The United Nations Office on Drugs and Crime ranked Lebanon in 2011 as one of the world’s top five sources of cannabis resin. Shamseddine said official figures suggested the total area of cannabis planted has remained constant over the last three years at around 35,000 dunums, though it has fluctuated sharply in the preceding years.
In 2005, a tumultuous year when Syrian forces ended their 29-year military presence in Lebanon, 64,000 dunums were planted.
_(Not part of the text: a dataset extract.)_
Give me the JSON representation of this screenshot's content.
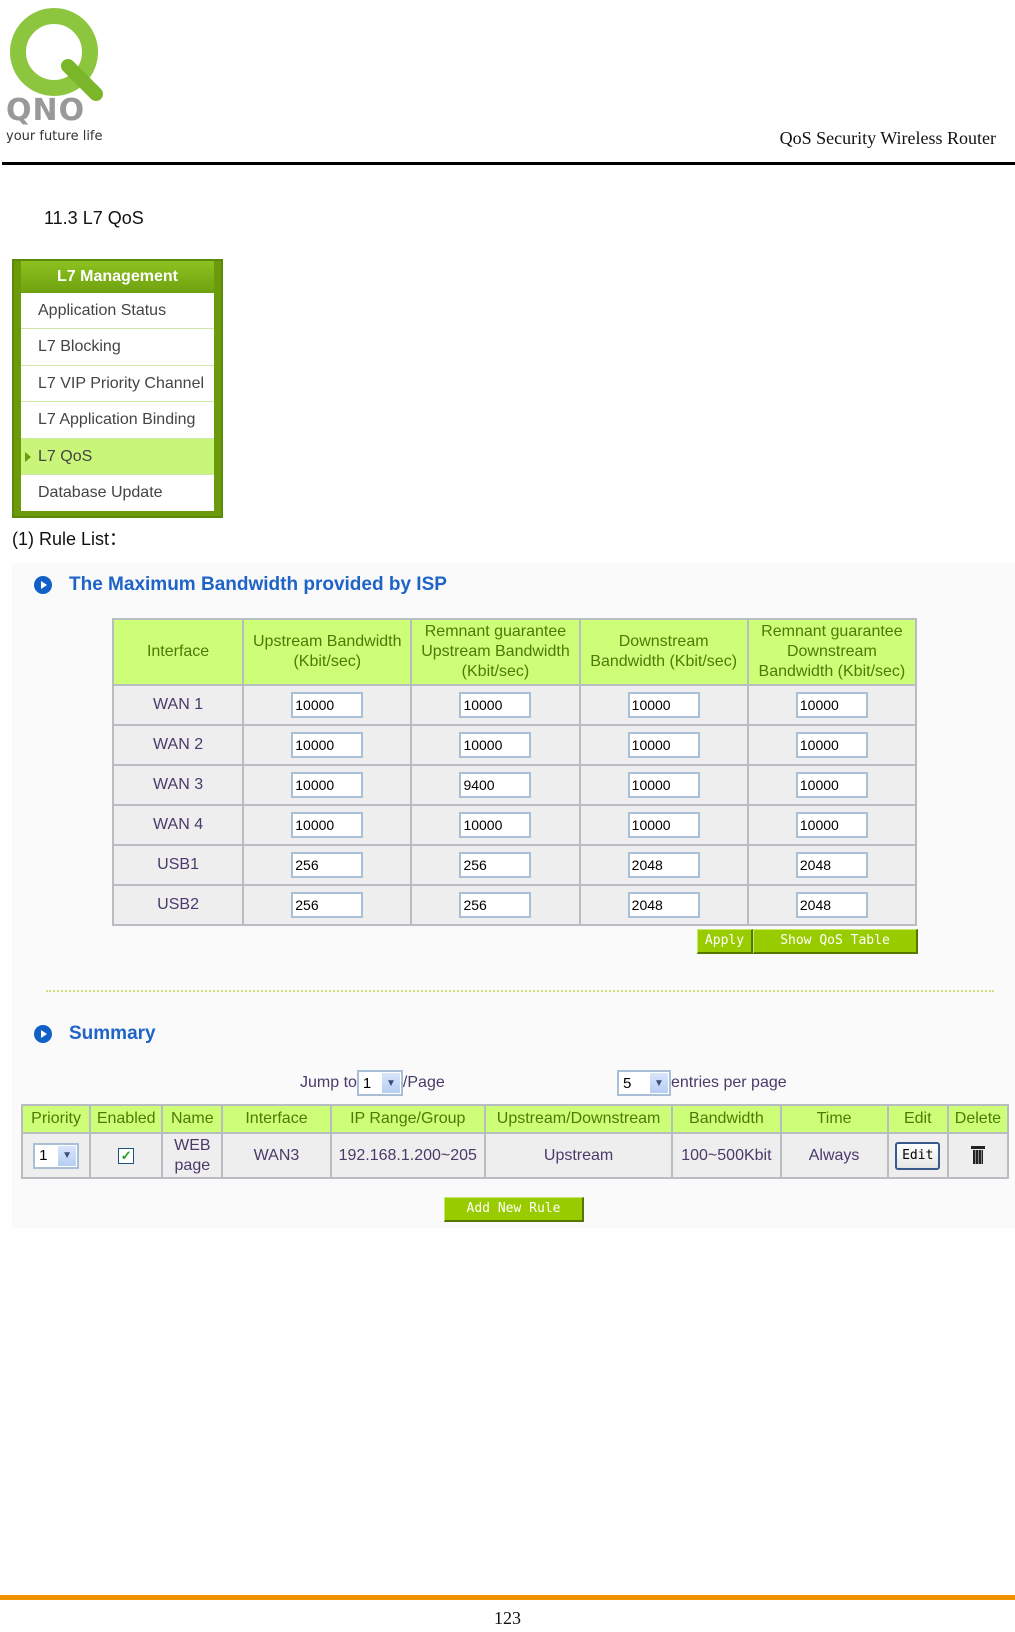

That fell to 11,000 by 2010, the year before Syria’s uprising erupted and Lebanon slipped towards domestic turmoil.
The long and inconclusive campaign against the cannabis crop, combined with recent moves to legalize the drug in two U.S. states, has led some prominent Lebanese to add their voices to the farmers’ calls for cultivation to be legalized.
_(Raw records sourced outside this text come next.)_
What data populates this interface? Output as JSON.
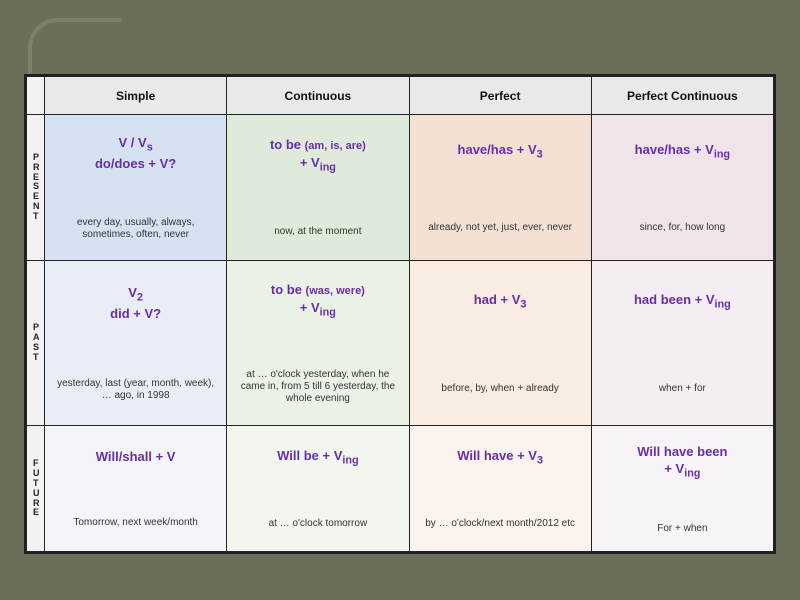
{
  "columns": {
    "simple": "Simple",
    "continuous": "Continuous",
    "perfect": "Perfect",
    "perfect_continuous": "Perfect Continuous"
  },
  "rows": {
    "present": {
      "label": "PRESENT"
    },
    "past": {
      "label": "PAST"
    },
    "future": {
      "label": "FUTURE"
    }
  },
  "cells": {
    "present": {
      "simple": {
        "formula_html": "V / V<sub>s</sub><br>do/does + V?",
        "markers": "every day, usually, always, sometimes, often, never"
      },
      "cont": {
        "formula_html": "to be <span class='aux'>(am, is, are)</span><br>+ V<sub>ing</sub>",
        "markers": "now, at the moment"
      },
      "perf": {
        "formula_html": "have/has + V<sub>3</sub>",
        "markers": "already, not yet, just, ever, never"
      },
      "perfc": {
        "formula_html": "have/has + V<sub>ing</sub>",
        "markers": "since, for, how long"
      }
    },
    "past": {
      "simple": {
        "formula_html": "V<sub>2</sub><br>did + V?",
        "markers": "yesterday, last (year, month, week), … ago, in 1998"
      },
      "cont": {
        "formula_html": "to be <span class='aux'>(was, were)</span><br>+ V<sub>ing</sub>",
        "markers": "at … o'clock yesterday, when he came in, from 5 till 6 yesterday, the whole evening"
      },
      "perf": {
        "formula_html": "had + V<sub>3</sub>",
        "markers": "before, by, when + already"
      },
      "perfc": {
        "formula_html": "had been + V<sub>ing</sub>",
        "markers": "when + for"
      }
    },
    "future": {
      "simple": {
        "formula_html": "Will/shall + V",
        "markers": "Tomorrow, next week/month"
      },
      "cont": {
        "formula_html": "Will be + V<sub>ing</sub>",
        "markers": "at … o'clock tomorrow"
      },
      "perf": {
        "formula_html": "Will have + V<sub>3</sub>",
        "markers": "by … o'clock/next month/2012 etc"
      },
      "perfc": {
        "formula_html": "Will have been<br>+ V<sub>ing</sub>",
        "markers": "For + when"
      }
    }
  }
}
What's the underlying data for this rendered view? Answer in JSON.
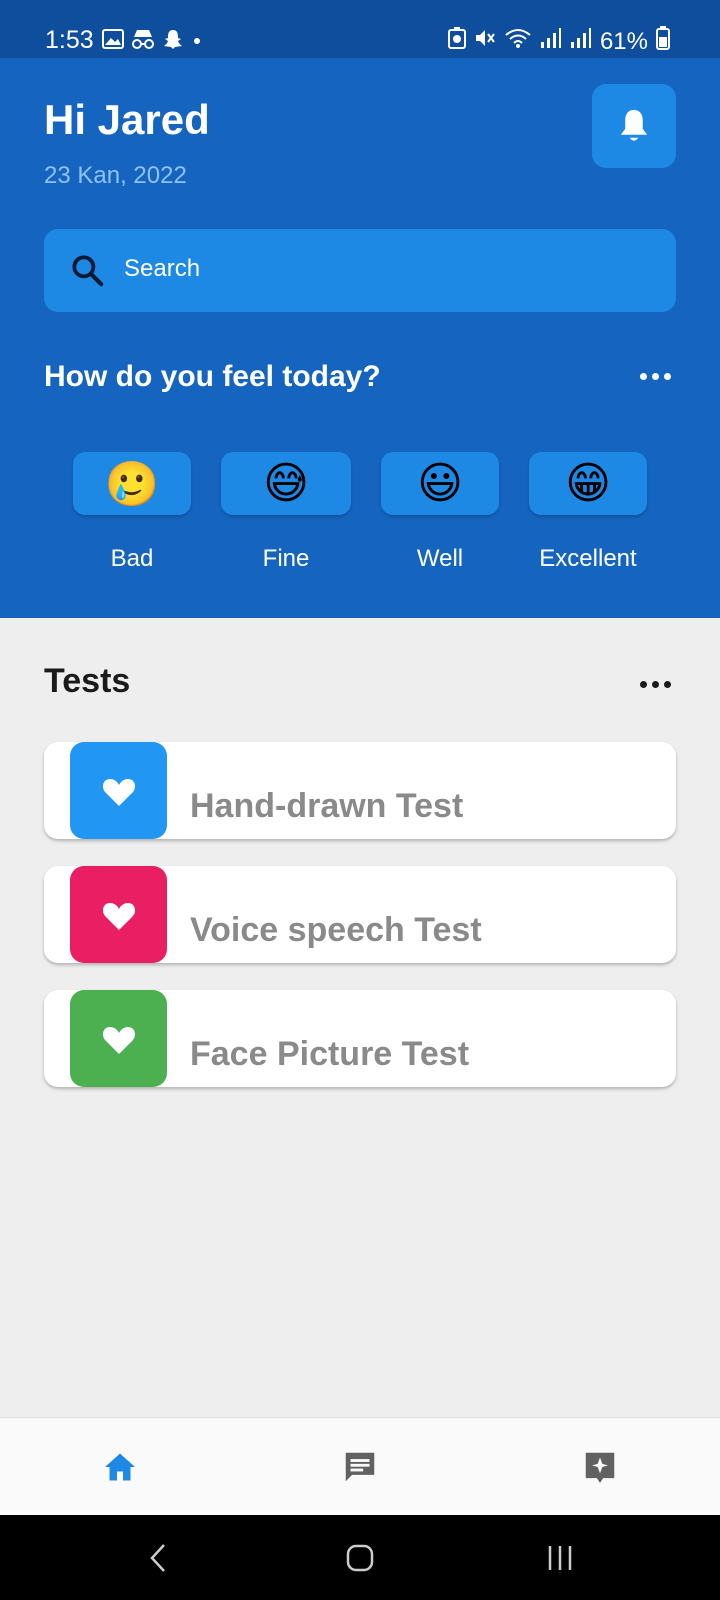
{
  "status_bar": {
    "time": "1:53",
    "battery": "61%"
  },
  "header": {
    "greeting": "Hi Jared",
    "date": "23 Kan, 2022"
  },
  "search": {
    "label": "Search"
  },
  "feel": {
    "title": "How do you feel today?",
    "moods": [
      {
        "label": "Bad",
        "emoji": "🥲"
      },
      {
        "label": "Fine",
        "emoji": "😅"
      },
      {
        "label": "Well",
        "emoji": "😃"
      },
      {
        "label": "Excellent",
        "emoji": "😁"
      }
    ]
  },
  "tests": {
    "title": "Tests",
    "items": [
      {
        "label": "Hand-drawn Test",
        "color": "#2196f3"
      },
      {
        "label": "Voice speech Test",
        "color": "#e91e63"
      },
      {
        "label": "Face Picture Test",
        "color": "#4caf50"
      }
    ]
  },
  "bottom_nav": {
    "active_color": "#1e88e5",
    "inactive_color": "#616161",
    "items": [
      "home-icon",
      "chat-icon",
      "feedback-icon"
    ]
  },
  "colors": {
    "header_bg": "#1565c0",
    "accent": "#1e88e5"
  }
}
Veteran Druze leader Walid Jumblatt - insisting he had never smoked marijuana - said last month he supported growing cannabis for medicinal use, arguing that regulated crop cultivation would improve living conditions in poorer areas of the Bekaa Valley.
Economist Marwan Iskander said fully legalizing the cannabis crop would help Bekaa and another impoverished part of Lebanon, the northern Akkar region, as well as contributing $400 million to the state budget and $2 billion to the wider economy at a time when Lebanon is struggling with the fallout of Syria’s war.
“At this stage it would have a big impact,” he said. “Lebanon needs this farming and needs to revive the Bekaa and Akkar regions.”
While conceding the idea was unlikely to gain widespread support, he said he had floated it to senior United Nations and World Bank officials in Beirut. “They didn’t say at the outset that this is going too far,” he said.
In practice, Shamseddine says that as long as the drug control efforts take second place to containing the spread of Syria’s conflict into Lebanon, cannabis cultivation will be seen to be officially tolerated, at least by the farmers.
“Every year that passes without eradication encourages people,” he said.
Shamas said authorities should take a step further and formally recognize cannabis as a legal crop - a move he said would have benefits for all.
“We don’t like cultivating cannabis by force and making problems,” he said. “When the state legalizes it and gives licenses, as they do for tobacco cultivation, we would abide by that, and the state would receive (revenues) from us.”
Regardless what stance officials take, Shamas said he will continue sowing more and more.
“Every year we’ve planted cannabis and every year we’ve increased the area which we’ve planted. The year they destroyed it we promised them we would plant five times that amount”.
“If they want to legalize it, we’ll thank them. If we knew that the state was looking after us we wouldn’t lift a gun towards a soldier,” he said “But if anyone from the state’s gangs fights us, we will fight back.”
Editing by Peter Graff